  • E-bikes make traveling longer distances by bike a more attractive and doable option to more people. (For this reason, early research shows that e-bikes have beneficial implications for public health.)
  • Ultimately, removing barriers to bicycling gets people out of their cars, due to the ability to travel farther with less effort.

However, some trail users state concerns with allowing e-bikes on trails because:

  • It changes the experience for people looking to get away from motorized vehicles, particularly on off-road trails (think electric mountain bikes).
  • Higher speeds and greater speed differential can lead to more dangerous conflicts on the facility.
  • There is concern that permitting a bicycle with a motor on trails is a “slippery slope” that will lead to future problems managing trails.

Managing E-Bikes on Multi-Use Paths

With these considerations in mind, how should local land managers determine e-bike regulations for their trails?

In a resource titled “E-Bikes on the Trail,” Rails to Trails Conservancy recommends first examining the conditions and uses of the trail in question. “A central consideration is the compatibility of trail uses—including riding e-bikes—so users can have the experience that they expect,” they write.

Rails to Trails Conservancy also notes that e-bike classification should be considered when determining if e-bikes are suited for the trail or facility at hand. Different classes may be managed separately on public lands. For example, a trail may be open to Class 1 and 2 e-bikes, but not allow Class 3.

E-Bike Regulations Are Difficult to Enforce—So Plan for Them

In their Electric Bicycles Policy Statement, APBP acknowledges that enforcing e-bike regulations is difficult. “Within a few years, it is likely that many e-bikes will be indistinguishable from human-powered bicycles without close examination by a person with current and specific knowledge about e-bike technology,” the statement reads. “It is already difficult to determine the type of e-bike by visual inspection of the bike itself.”

With all of this in mind, APBP advocates for e-bikes to be considered in the design of future bicycle and pedestrian infrastructure. “Anticipated growth in e-bike use may indicate assigning a higher priority to facilities that better accommodate bicyclists of varying speeds and degrees of skill, as well as facilities that better separate user groups,” they write. Designs that plan for bicyclists of varying speeds will reduce the likelihood of conflicts on the paths and create better experiences for everyone.

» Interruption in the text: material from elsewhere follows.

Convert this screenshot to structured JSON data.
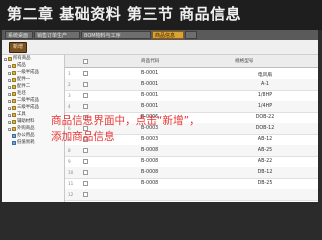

Varying bicyclist speeds, due to e-bikes, should be taken into account in the design of future transportation facilities. But at the end of the day, bicyclist etiquette remains important to avoid trail conflicts.

An Emphasis on User Behavior

Associate Planner Conor Semler says at the end of the day, bicyclist behavior is more important than the bike they’re using.

“Technology aside, people should be expected to behave responsibly and defer to slower moving traffic,” Conor said.

Similarly, Rails to Trails Conservancy states the most important thing is to educate trail users on trail etiquette.

“Both traditional cyclists—especially fit cyclists or racers—and e-bike users have the potential to cause speed-related user conflicts,” they write. “In order to maintain a safe experience for everyone, cyclists—whether using an e-bike or a regular bike—must respect the experiences of pedestrians, other cyclists and other trail users by using safe speeds and signaling when passing.”

Keep the Conversation Going

E-bike sales continue to climb, which means we should continue to ask these questions and consider e-bikes in transportation facility design and management. Feel free to contact us to talk further about this topic!